# REQUIREMENT
What lines of the listing below contain the word "panel"? Copy each of them out.

....................

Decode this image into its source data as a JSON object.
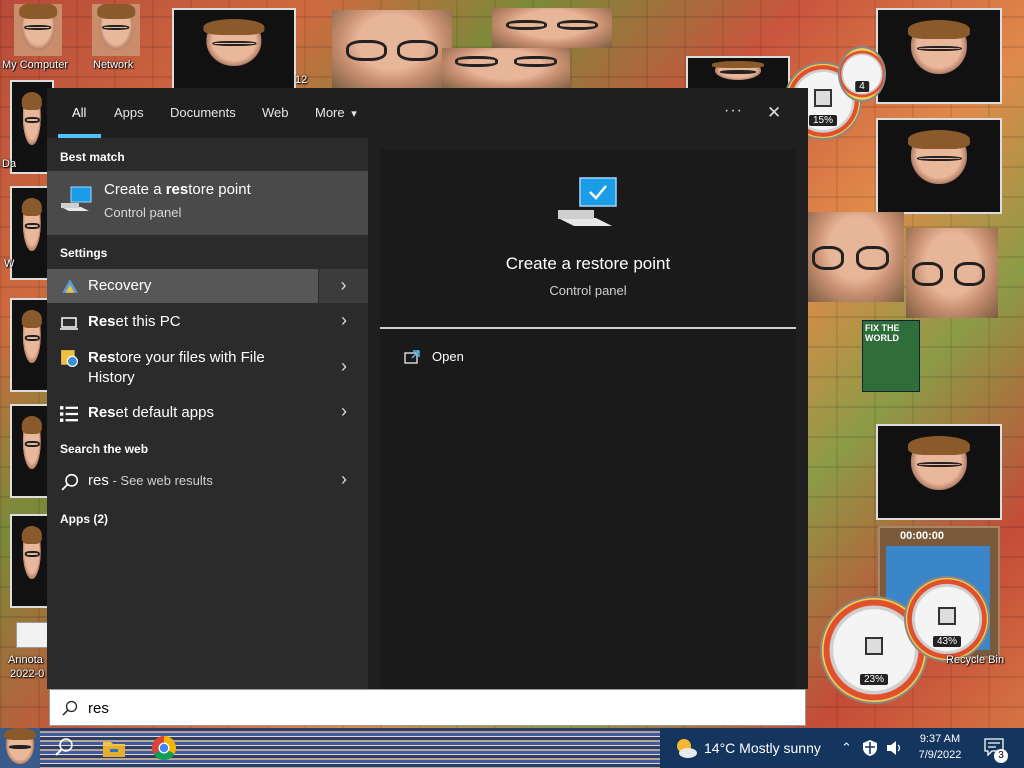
{
  "desktop": {
    "icons": [
      {
        "label": "My Computer"
      },
      {
        "label": "Network"
      },
      {
        "label": "Annota"
      },
      {
        "label": "2022-0"
      },
      {
        "label": "Recycle Bin"
      },
      {
        "label": "Da"
      },
      {
        "label": "W"
      }
    ],
    "gadgets": {
      "cpu_top": "15%",
      "cpu_top2": "4",
      "cpu_bottom": "23%",
      "mem_bottom": "43%",
      "timer": "00:00:00"
    },
    "book_title": "FIX THE WORLD",
    "num_fragment": "12"
  },
  "search": {
    "tabs": [
      "All",
      "Apps",
      "Documents",
      "Web",
      "More"
    ],
    "active_tab": "All",
    "more_caret": "▾",
    "options_label": "···",
    "close_label": "✕",
    "best_match_heading": "Best match",
    "best_match": {
      "title_pre": "Create a ",
      "title_bold": "res",
      "title_post": "tore point",
      "subtitle": "Control panel"
    },
    "settings_heading": "Settings",
    "settings_items": [
      {
        "pre": "",
        "bold": "",
        "post": "Recovery"
      },
      {
        "pre": "",
        "bold": "Res",
        "post": "et this PC"
      },
      {
        "pre": "",
        "bold": "Res",
        "post": "tore your files with File History"
      },
      {
        "pre": "",
        "bold": "Res",
        "post": "et default apps"
      }
    ],
    "web_heading": "Search the web",
    "web_item": {
      "query": "res",
      "suffix": " - See web results"
    },
    "apps_heading": "Apps (2)",
    "detail": {
      "title": "Create a restore point",
      "subtitle": "Control panel",
      "open_label": "Open"
    },
    "query": "res"
  },
  "taskbar": {
    "weather": "14°C  Mostly sunny",
    "time": "9:37 AM",
    "date": "7/9/2022",
    "notification_count": "3"
  },
  "colors": {
    "accent": "#4cc2ff",
    "panel": "#1f1f1f",
    "selected": "#575757"
  }
}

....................

# EXERCISE ANSWER
      "subtitle": "Control panel"
      "subtitle": "Control panel",
    "panel": "#1f1f1f",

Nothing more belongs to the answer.